Tim Luscombe is quoted as saying that the biggest challenge in adapting a Jane Austen novel is finding the right place to put the interval. To my mind, the biggest challenge is allowing Jane Austen’s words to shine through the intricacies of the plot. He quite rightly avoids a narrator and monologues, but the story still has to be told and the emotions still have to be portrayed. In the past I have seen novels adapted for stage which become a series of bewilderingly rapid dialogues and equally rapid scene-shifting and I was nervous that Mansfield Park would go the same way.

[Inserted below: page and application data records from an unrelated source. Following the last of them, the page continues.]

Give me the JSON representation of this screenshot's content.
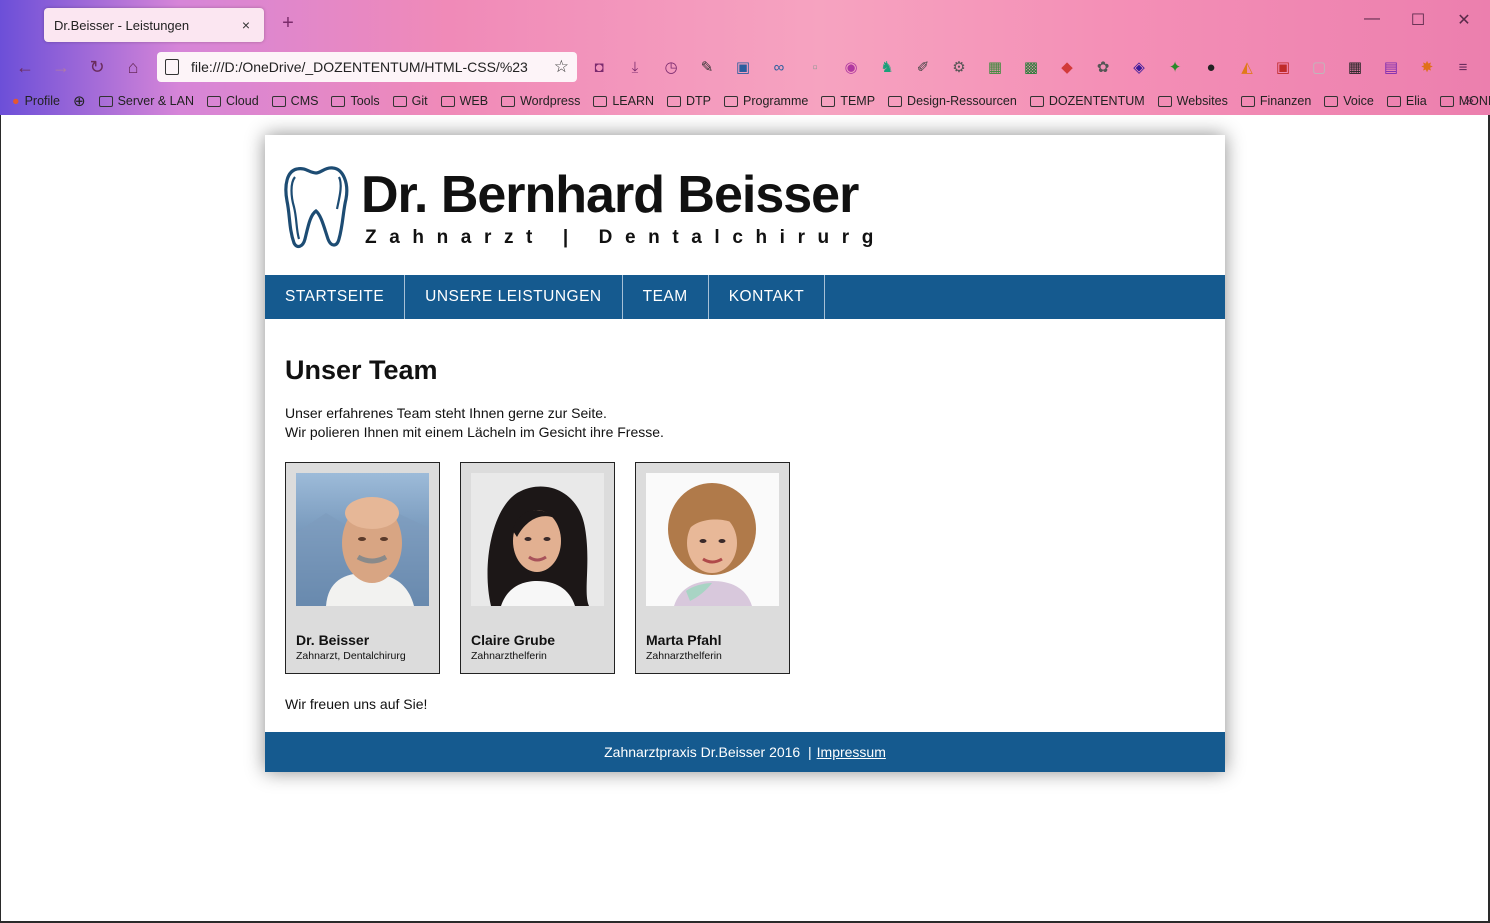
{
  "browser": {
    "tab_title": "Dr.Beisser - Leistungen",
    "tab_close": "×",
    "new_tab": "+",
    "url": "file:///D:/OneDrive/_DOZENTENTUM/HTML-CSS/%23",
    "window_controls": {
      "minimize": "—",
      "maximize": "☐",
      "close": "✕"
    },
    "bookmarks": [
      "Profile",
      "Server & LAN",
      "Cloud",
      "CMS",
      "Tools",
      "Git",
      "WEB",
      "Wordpress",
      "LEARN",
      "DTP",
      "Programme",
      "TEMP",
      "Design-Ressourcen",
      "DOZENTENTUM",
      "Websites",
      "Finanzen",
      "Voice",
      "Elia",
      "MONIUK"
    ]
  },
  "site": {
    "brand_name": "Dr. Bernhard Beisser",
    "brand_subtitle": "Zahnarzt | Dentalchirurg",
    "nav": [
      "STARTSEITE",
      "UNSERE LEISTUNGEN",
      "TEAM",
      "KONTAKT"
    ],
    "heading": "Unser Team",
    "intro_line1": "Unser erfahrenes Team steht Ihnen gerne zur Seite.",
    "intro_line2": "Wir polieren Ihnen mit einem Lächeln im Gesicht ihre Fresse.",
    "team": [
      {
        "name": "Dr. Beisser",
        "role": "Zahnarzt, Dentalchirurg"
      },
      {
        "name": "Claire Grube",
        "role": "Zahnarzthelferin"
      },
      {
        "name": "Marta Pfahl",
        "role": "Zahnarzthelferin"
      }
    ],
    "outro": "Wir freuen uns auf Sie!",
    "footer_text": "Zahnarztpraxis Dr.Beisser 2016  |",
    "footer_link": "Impressum"
  },
  "colors": {
    "nav_blue": "#155a8f",
    "card_bg": "#dcdcdc"
  }
}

Thankfully there is almost no scene-shifting; changes in clothing must tell the passing of time and usually they do this very successfully. It seems to me that the first few scenes are rushed but the play and the actors then settle into the story and their characters.The acting is very good: Ffion Jolly manages to give Fanny personality and her silences are telling, not dull. We do understand what she is thinking. Kristin Atherton is a wonderfully lively Mary Crawford who shows true depth of character; Karen Ascoe on the other hand, as Mrs Norris, is a caricature of all that is bigoted in society but this works very well as light relief. It is a pared down cast, with only eight actors: so many characters from the book have been left out of the play but, in truth, if they had all been included the play would have been far too long. There is no room for some of the darker side of the story, hinted at in the book (Sir Thomas’s sugar plantations in Antigua are worked by slaves for instance) nor do you realise how important Fanny has become to the Mansfield Park inhabitants (which makes the temporary separation hard for both sides). However, adapting a novel inevitably means cutting out a good deal: on the whole this is done successfully.

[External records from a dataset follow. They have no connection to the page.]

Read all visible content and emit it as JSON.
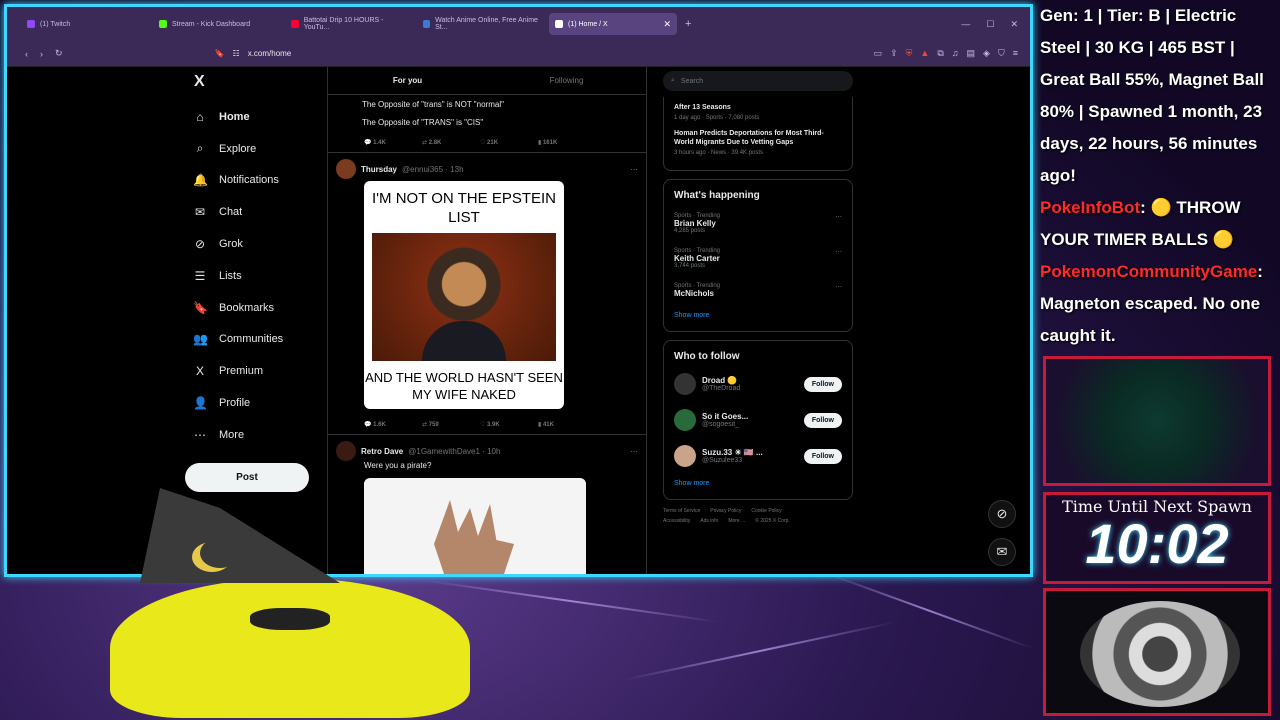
{
  "browser": {
    "tabs": [
      {
        "label": "(1) Twitch",
        "color": "#9147ff",
        "active": false
      },
      {
        "label": "Stream - Kick Dashboard",
        "color": "#53fc18",
        "active": false
      },
      {
        "label": "Battotai Drip 10 HOURS - YouTu...",
        "color": "#ff0033",
        "active": false
      },
      {
        "label": "Watch Anime Online, Free Anime St...",
        "color": "#3a7bd5",
        "active": false
      },
      {
        "label": "(1) Home / X",
        "color": "#ffffff",
        "active": true
      }
    ],
    "url": "x.com/home"
  },
  "x": {
    "logo": "X",
    "nav": [
      {
        "label": "Home",
        "icon": "home-icon",
        "glyph": "⌂"
      },
      {
        "label": "Explore",
        "icon": "search-icon",
        "glyph": "⌕"
      },
      {
        "label": "Notifications",
        "icon": "bell-icon",
        "glyph": "🔔"
      },
      {
        "label": "Chat",
        "icon": "mail-icon",
        "glyph": "✉"
      },
      {
        "label": "Grok",
        "icon": "grok-icon",
        "glyph": "⊘"
      },
      {
        "label": "Lists",
        "icon": "list-icon",
        "glyph": "☰"
      },
      {
        "label": "Bookmarks",
        "icon": "bookmark-icon",
        "glyph": "🔖"
      },
      {
        "label": "Communities",
        "icon": "people-icon",
        "glyph": "👥"
      },
      {
        "label": "Premium",
        "icon": "x-icon",
        "glyph": "X"
      },
      {
        "label": "Profile",
        "icon": "person-icon",
        "glyph": "👤"
      },
      {
        "label": "More",
        "icon": "more-icon",
        "glyph": "⋯"
      }
    ],
    "post_label": "Post",
    "feed_tabs": [
      "For you",
      "Following"
    ],
    "tweet1": {
      "line1": "The Opposite of \"trans\" is NOT \"normal\"",
      "line2": "The Opposite of \"TRANS\" is \"CIS\"",
      "replies": "1.4K",
      "reposts": "2.8K",
      "likes": "21K",
      "views": "161K"
    },
    "tweet2": {
      "name": "Thursday",
      "handle": "@ennui365 · 13h",
      "meme_top": "I'M NOT ON THE EPSTEIN LIST",
      "meme_bottom": "AND THE WORLD HASN'T SEEN MY WIFE NAKED",
      "replies": "1.6K",
      "reposts": "759",
      "likes": "3.9K",
      "views": "41K"
    },
    "tweet3": {
      "name": "Retro Dave",
      "handle": "@1GamewithDave1 · 10h",
      "text": "Were you a pirate?"
    },
    "search_placeholder": "Search",
    "news": [
      {
        "title": "After 13 Seasons",
        "meta": "1 day ago · Sports · 7,080 posts"
      },
      {
        "title": "Homan Predicts Deportations for Most Third-World Migrants Due to Vetting Gaps",
        "meta": "3 hours ago · News · 39.4K posts"
      }
    ],
    "happening_title": "What's happening",
    "trends": [
      {
        "cat": "Sports · Trending",
        "name": "Brian Kelly",
        "count": "4,285 posts"
      },
      {
        "cat": "Sports · Trending",
        "name": "Keith Carter",
        "count": "3,744 posts"
      },
      {
        "cat": "Sports · Trending",
        "name": "McNichols",
        "count": ""
      }
    ],
    "show_more": "Show more",
    "follow_title": "Who to follow",
    "follow": [
      {
        "name": "Droad 🟡",
        "handle": "@TheDroad"
      },
      {
        "name": "So it Goes...",
        "handle": "@sogoesit_"
      },
      {
        "name": "Suzu.33 ☀ 🇺🇸 ...",
        "handle": "@Suzulee33"
      }
    ],
    "follow_label": "Follow",
    "footer": [
      "Terms of Service",
      "Privacy Policy",
      "Cookie Policy",
      "Accessibility",
      "Ads info",
      "More ...",
      "© 2025 X Corp."
    ]
  },
  "stream": {
    "chat_lines": [
      "Gen: 1 | Tier: B | Electric Steel | 30 KG | 465 BST | Great Ball 55%, Magnet Ball 80% | Spawned 1 month, 23 days, 22 hours, 56 minutes ago!",
      "PokeInfoBot",
      ": 🟡 THROW YOUR TIMER BALLS 🟡",
      "PokemonCommunityGame",
      ": Magneton escaped. No one caught it."
    ],
    "timer_label": "Time Until Next Spawn",
    "timer": "10:02"
  }
}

The play has a lot of gentle humour and the story is prettily told. Expect a flavour of Jane Austen but not whole-hearted immersion in her prose and you will have a very entertaining evening.